The most impactful lesson I ever learned was at 9 years old. My team was in the championship game, and my coach asked me to take a penalty kick but I declined. We ended up winning and I couldn’t wait to get to my dad after the game to show him my trophy. When he asked me why I didn’t take that kick I told him it was because I didn’t want to miss and lose the game for the team. He shared with me that not taking the kick might have ensured I didn’t lose the game but it also ensured I had no chance at winning the game either. I didn’t even give myself the opportunity to succeed.

Make sure you always give yourself that shot at success. Go after that promotion, that raise, that stretch assignment and if you don’t get it, figure out why and focus on being better.

It might take a while, there might be a time where you feel like nothing will be as good as playing the game you love in front of family and friends, but trust me when I say you are already a step ahead of the rest.

Sure, life after college athletics can be difficult, but if you channel that same passion and commitment into something new, you’ll be surprised at what you can accomplish. And if you’re like me, you could even be offered a spot on the company soccer team before you are even offered the job. Maybe it was the three goals I scored in my first game (or was it zero?) but that was two and a half years ago, and I have been fortunate enough to find a place where I can accomplish anything I want as long as I take those same skills I learned during my soccer career and apply them to my professional career.
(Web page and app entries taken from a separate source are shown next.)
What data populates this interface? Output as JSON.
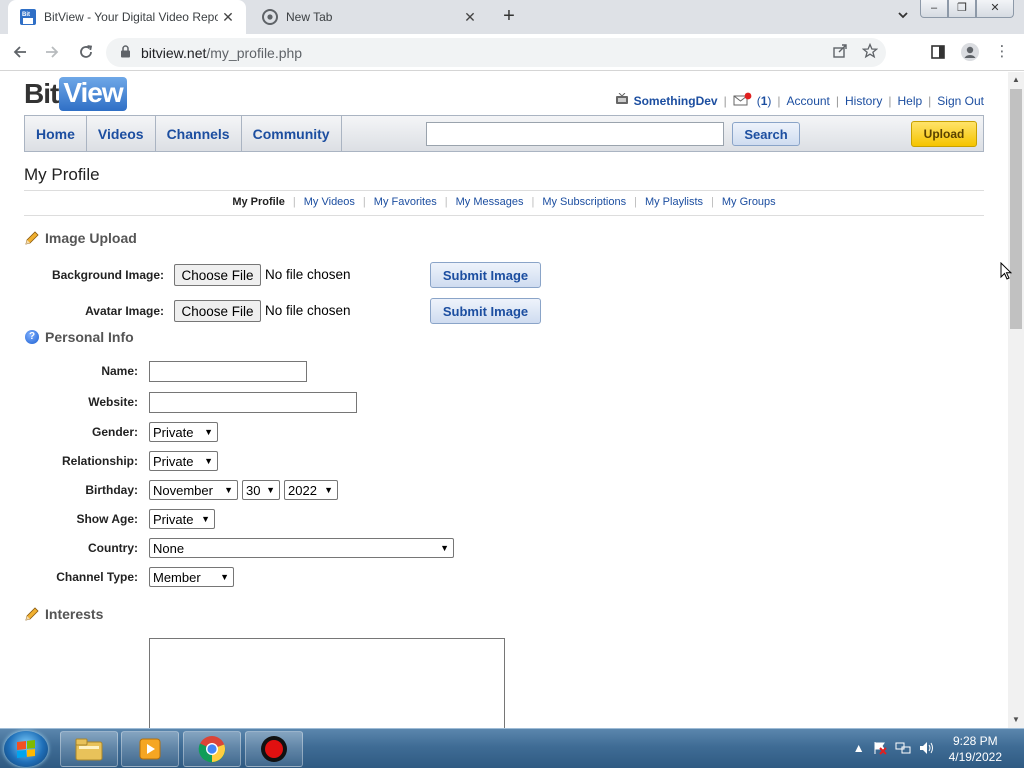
{
  "browser": {
    "tabs": [
      {
        "title": "BitView - Your Digital Video Repo",
        "active": true
      },
      {
        "title": "New Tab",
        "active": false
      }
    ],
    "url_host": "bitview.net",
    "url_path": "/my_profile.php"
  },
  "site": {
    "logo_bit": "Bit",
    "logo_view": "View",
    "user": {
      "username": "SomethingDev",
      "message_count": "1",
      "links": [
        "Account",
        "History",
        "Help",
        "Sign Out"
      ]
    },
    "nav": [
      "Home",
      "Videos",
      "Channels",
      "Community"
    ],
    "search_button": "Search",
    "upload_button": "Upload"
  },
  "page": {
    "title": "My Profile",
    "subnav": [
      "My Profile",
      "My Videos",
      "My Favorites",
      "My Messages",
      "My Subscriptions",
      "My Playlists",
      "My Groups"
    ],
    "image_upload": {
      "heading": "Image Upload",
      "background_label": "Background Image:",
      "avatar_label": "Avatar Image:",
      "choose_file": "Choose File",
      "no_file": "No file chosen",
      "submit": "Submit Image"
    },
    "personal_info": {
      "heading": "Personal Info",
      "name_label": "Name:",
      "name_value": "",
      "website_label": "Website:",
      "website_value": "",
      "gender_label": "Gender:",
      "gender_value": "Private",
      "relationship_label": "Relationship:",
      "relationship_value": "Private",
      "birthday_label": "Birthday:",
      "birthday_month": "November",
      "birthday_day": "30",
      "birthday_year": "2022",
      "show_age_label": "Show Age:",
      "show_age_value": "Private",
      "country_label": "Country:",
      "country_value": "None",
      "channel_type_label": "Channel Type:",
      "channel_type_value": "Member"
    },
    "interests": {
      "heading": "Interests",
      "value": ""
    }
  },
  "taskbar": {
    "time": "9:28 PM",
    "date": "4/19/2022"
  },
  "colors": {
    "link_blue": "#1c4ea0",
    "upload_yellow": "#f5c400",
    "taskbar": "#3f6c95"
  }
}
I hope everyone can find that same place.

Previously written for Crain’s Cleveland.